The Art of Quilting opened with last Friday night’s festive celebration! Guests arriving at Hyde House were greeted and treated to seasonal pleasures created by Joplin Globe food columnist, Amanda Stone—ice cream floats served “with and without”. When I asked Amanda for her recipe to share she replied, “Ummm…I don’t have a real recipe. The ingredients are apple cider, an array of spices, sugar, optional caramel vodka, club soda and vanilla ice cream.” No exacting recipe was needed. Amanda’s creations were heavenly!
At last the time for the long anticipated announcement of awards arrived. Best in Show: Jinny Hopp for “Full Bloom: 4th and 6th Designs”; Gold: Mary Thornton for “Hourglass of Life”; Silver: Sue Swindle for “Peach—Anyone”; Bronze: Joan Banks for “The Snowy Day”; and Judge’s Choice: Francis McDaniel for “Basket of Flowers”.
The honey-haired quilter, that so caught David’s and my attention when we first saw her at Cherry’s Art Emporium on the Square, was present for The Art of Quilting opening. Still seated and framed within “The Wedding King Quilt”, she continued working silently, beautifully rendered with oils on canvas by Roy Lee Ward.
During weekend gallery hours or by appointment at (417) 358-4404, come see this lovely, honey-haired quilter as you view this wondrous fiber arts exhibition. All remain at artCentral through November 18th.
Full Bloom was designed by Barbara Persing and Mary Hoover of 4th and 6th Designs for Island Batik Fabrics.
I was drawn to the bright batik fabrics and was challenged by the machine appliqué to create the flower blocks. A very satisfying process!

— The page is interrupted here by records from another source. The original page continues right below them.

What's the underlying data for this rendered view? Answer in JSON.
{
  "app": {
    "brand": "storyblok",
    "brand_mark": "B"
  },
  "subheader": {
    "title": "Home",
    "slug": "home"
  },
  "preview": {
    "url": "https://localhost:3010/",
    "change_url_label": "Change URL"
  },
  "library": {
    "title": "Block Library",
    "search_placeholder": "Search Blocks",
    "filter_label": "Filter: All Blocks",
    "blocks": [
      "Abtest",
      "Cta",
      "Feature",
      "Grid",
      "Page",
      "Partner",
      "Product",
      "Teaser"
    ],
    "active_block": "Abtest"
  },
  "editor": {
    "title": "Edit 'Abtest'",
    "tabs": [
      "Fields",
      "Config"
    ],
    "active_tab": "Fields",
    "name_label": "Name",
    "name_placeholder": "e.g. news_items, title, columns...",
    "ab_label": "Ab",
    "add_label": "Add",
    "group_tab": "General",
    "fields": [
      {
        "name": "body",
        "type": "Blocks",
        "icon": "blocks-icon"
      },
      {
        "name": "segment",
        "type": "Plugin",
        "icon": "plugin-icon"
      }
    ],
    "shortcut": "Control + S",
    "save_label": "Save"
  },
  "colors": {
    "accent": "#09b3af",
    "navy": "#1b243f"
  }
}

Long arm machine quilting by Cheryl McFadden completes the quilt.
Time ticks on in small bits.
But each bit has the power to take large bites of ones being.
Time seems to move effortlessly through space.

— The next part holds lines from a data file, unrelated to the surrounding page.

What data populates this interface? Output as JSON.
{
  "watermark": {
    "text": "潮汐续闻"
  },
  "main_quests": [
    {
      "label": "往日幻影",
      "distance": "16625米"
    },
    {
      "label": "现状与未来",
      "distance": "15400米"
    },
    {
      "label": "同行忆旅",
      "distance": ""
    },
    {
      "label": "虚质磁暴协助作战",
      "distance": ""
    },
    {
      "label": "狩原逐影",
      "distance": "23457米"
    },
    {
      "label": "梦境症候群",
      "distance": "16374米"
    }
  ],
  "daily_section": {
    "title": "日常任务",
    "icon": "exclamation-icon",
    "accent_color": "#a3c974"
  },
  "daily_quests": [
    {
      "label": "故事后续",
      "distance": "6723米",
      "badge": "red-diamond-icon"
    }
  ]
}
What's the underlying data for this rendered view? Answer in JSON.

It is paced at being the present between the past and the future.
We can't alter the past,
We attempt to deal with the present,
We can only dream of the future, knowing in all certainty it is only a dream.
With such power that nothing can halt its progression,
It is cursed, it is envied, it is abused, it triumphs.
It adds balance to music, rhythm to dance, flow to words.
It has the power to crumble tall mountains, erode the strongest structures, diminish the greatest efforts and achievements.
Propaganda speaks that time has the power to heal but in whose life time.
Time has withstood all before it,
and the barriers that tried to hold back its passages
have all crumbled into nonexistence.
The beating of the heart, the swinging of the pendulum, the movement of the celestial bodies are all put in motion by its power.
Time will take it all back
Peach – Anyone is an oval table runner. There is reversible cream on one side. Peach on the other.
Peach – Anyone has a satin stitch edge.
I like the dimension that a layer of organza gives to an art quilt. In this case, The Snowy Day feels almost as if you could step into this woodland setting and sink into the snow.
I got this pattern about 2014 from a dear friend, Doris McCall, from Golden City, Missouri. The Basket of Flowers quilt she made for a full size bed was gorgeous.
I decided I wanted to make a miniature of Doris’s quilt. Using 2,249 hexagons, getting my Basket of Flowers made took all this time.
I was sorry Doris passed away before I got my miniature finished. For this reason, Basket of Flowers is precious to me.